ENNERDALE, South Africa (Reuters) - In many countries, protesters throwing rocks, torching government buildings and blocking roads with burning tires on an almost daily basis would strike fear into the ruling party in the run-up to an election.
In South Africa, such is the dominance of the African National Congress that polls suggest it will maintain its near-two-thirds majority on May 7, even as the anger of young people demanding jobs and better services continues to swell.
The ANC’s legacy as the party that freed millions of blacks from the shackles of white-minority rule ensures it maintains a fiercely loyal support base - and even for its rock-throwing detractors, voting against it remains a step too far.
Rather than backing the Democratic Alliance, the main opposition party that is still seen as the political home of privileged whites, or the new ultra-leftist Economic Freedom Fighters, many disenchanted ANC supporters are choosing simply not to vote.
“The ANC has been in power for 20 years and they’ve done nothing,” said 22-year-old laborer Kevin Varion, marching with a rowdy crowd last week through Ennerdale, a township of tin-roofed shacks and potholed roads south of Johannesburg.
“But I don’t see any political party that will change things. I won’t vote for anyone.”
Although the marchers brandish spades, steel pipes and rusty golf clubs, so far the protests have been mostly attention-seeking in nature rather than a threat to life and limb.
But there are signs that dissatisfaction with ANC leaders, including President Jacob Zuma himself, could take a more serious turn among the poorer black and mixed-race “colored” communities that have kept the ANC in power since 1994.
“The protests are going to get worse after the elections if things don’t change,” Varion said menacingly as police in riot gear cleared away smoldering car tires and toddlers scavenged through rubbish piled on the roadside.
Gareth Newham, head of the Governance, Crime and Justice Division at the Institute for Security Studies, agreed.
“There is no real plan of action that suggests that the government have a clear idea of how they’re going to manage this,” he said. “So I think it will probably escalate.”
The so-called “service delivery protests” have risen steadily over the last decade, with 470 major incidents recorded in 2012 compared with just 13 in 2004, according to a University of Johannesburg (UJ) report.
A study by the think tank MunicipalIQ predicted a record number this year, many of them stoked by rival parties or ANC factions trying to gain electoral advantage.
Though the protests often target local politicians for failing to deliver on promises, they are increasingly directed at Zuma and ANC leaders who many believe have used their time at the top to amass personal wealth at their citizens’ expense.

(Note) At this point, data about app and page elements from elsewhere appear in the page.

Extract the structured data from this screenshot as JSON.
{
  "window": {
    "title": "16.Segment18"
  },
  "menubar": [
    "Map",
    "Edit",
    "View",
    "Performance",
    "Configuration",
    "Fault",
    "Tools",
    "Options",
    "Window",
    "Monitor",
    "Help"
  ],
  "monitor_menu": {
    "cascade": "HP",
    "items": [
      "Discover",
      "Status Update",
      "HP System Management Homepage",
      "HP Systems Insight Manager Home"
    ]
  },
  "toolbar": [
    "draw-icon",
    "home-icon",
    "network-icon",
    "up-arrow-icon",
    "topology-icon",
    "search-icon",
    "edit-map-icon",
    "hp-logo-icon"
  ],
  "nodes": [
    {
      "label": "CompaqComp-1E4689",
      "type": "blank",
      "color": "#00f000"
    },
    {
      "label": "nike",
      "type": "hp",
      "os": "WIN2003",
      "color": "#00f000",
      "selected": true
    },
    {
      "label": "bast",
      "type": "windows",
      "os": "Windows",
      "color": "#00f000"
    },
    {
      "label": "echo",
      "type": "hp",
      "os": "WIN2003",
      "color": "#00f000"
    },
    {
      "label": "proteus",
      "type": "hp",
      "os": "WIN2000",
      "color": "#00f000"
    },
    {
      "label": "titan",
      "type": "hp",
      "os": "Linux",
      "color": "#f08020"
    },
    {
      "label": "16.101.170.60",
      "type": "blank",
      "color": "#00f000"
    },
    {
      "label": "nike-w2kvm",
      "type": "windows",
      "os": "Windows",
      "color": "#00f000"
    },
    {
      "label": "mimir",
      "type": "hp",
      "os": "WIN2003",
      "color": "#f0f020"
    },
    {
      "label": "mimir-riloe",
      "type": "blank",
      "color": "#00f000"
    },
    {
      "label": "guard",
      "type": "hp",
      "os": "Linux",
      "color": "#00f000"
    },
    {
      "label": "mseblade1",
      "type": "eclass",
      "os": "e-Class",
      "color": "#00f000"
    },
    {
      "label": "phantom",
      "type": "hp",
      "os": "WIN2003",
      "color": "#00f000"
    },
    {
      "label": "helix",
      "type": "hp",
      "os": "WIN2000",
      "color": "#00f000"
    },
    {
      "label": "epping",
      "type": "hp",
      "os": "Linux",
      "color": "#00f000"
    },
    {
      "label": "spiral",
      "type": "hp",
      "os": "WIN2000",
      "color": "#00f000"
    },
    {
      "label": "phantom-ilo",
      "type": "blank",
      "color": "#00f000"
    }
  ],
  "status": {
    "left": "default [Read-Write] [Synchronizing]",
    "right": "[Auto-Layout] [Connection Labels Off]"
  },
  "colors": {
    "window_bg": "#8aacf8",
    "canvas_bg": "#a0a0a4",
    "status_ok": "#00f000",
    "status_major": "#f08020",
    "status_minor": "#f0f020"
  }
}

Zuma was criticized in an anti-graft report last month for “benefiting unduly” from a $23 million state-funded security upgrades to his private home in Nkandla in rural KwaZulu-Natal, which included a swimming pool, amphitheatre and chicken run.
“Sell Nkandla”, read one banner being held up by protesters in Ennerdale. “We are the step-children in South Africa,” read another, held up by a group of young women.
The ANC counters accusations of negligence by pointing to the 2.5 million cheap homes built since apartheid, as well as the undisputed improvements in services for townships, although analysts say the pace of change has slowed in the last decade.
Deputy ANC President Cyril Ramaphosa said the party was aware that many communities felt “left behind”, but that the protests were only part of the “growing pains” of democracy.
“As each one of us grew up, we ran, we fell, we had scratches on our knees,” he told reporters last week.
Police have been accused of exacerbating tensions with sometimes deadly responses ranging from tear gas and rubber bullets to live ammunition.
At least nine community protesters have been killed by the police this year, adding to 11 last year, five in 2012 and nine in 2011, the UJ report said.
These numbers exclude the 34 striking miners killed by police at Lonmin’s Marikana platinum mine in 2012, the bloodiest security force incident since the end of apartheid.
“The police go there and, because the protest is spontaneous, they act in a very angry manner too quickly,” Newham said.
“That can lead to running battles. Police going heavy-handed tends to escalate the problem rather than solve it.”
Some of the once-loyal ANC supporters who witnessed at first hand the township violence of the 1980s and early 1990s, in which thousands were killed, are anxious now.
“I think there is going to be war,” said 74-year-old Ennerdale pensioner John Deysel, shaking his head as a teenage protester swinging a golf club ran past.
“The whole country feels disappointed,” he said. “We need a new government. That’s the bottom line.”
($1 = 10.6193 South African Rand)
Writing by Joe Brock; Editing by Ed Cropley and Kevin Liffey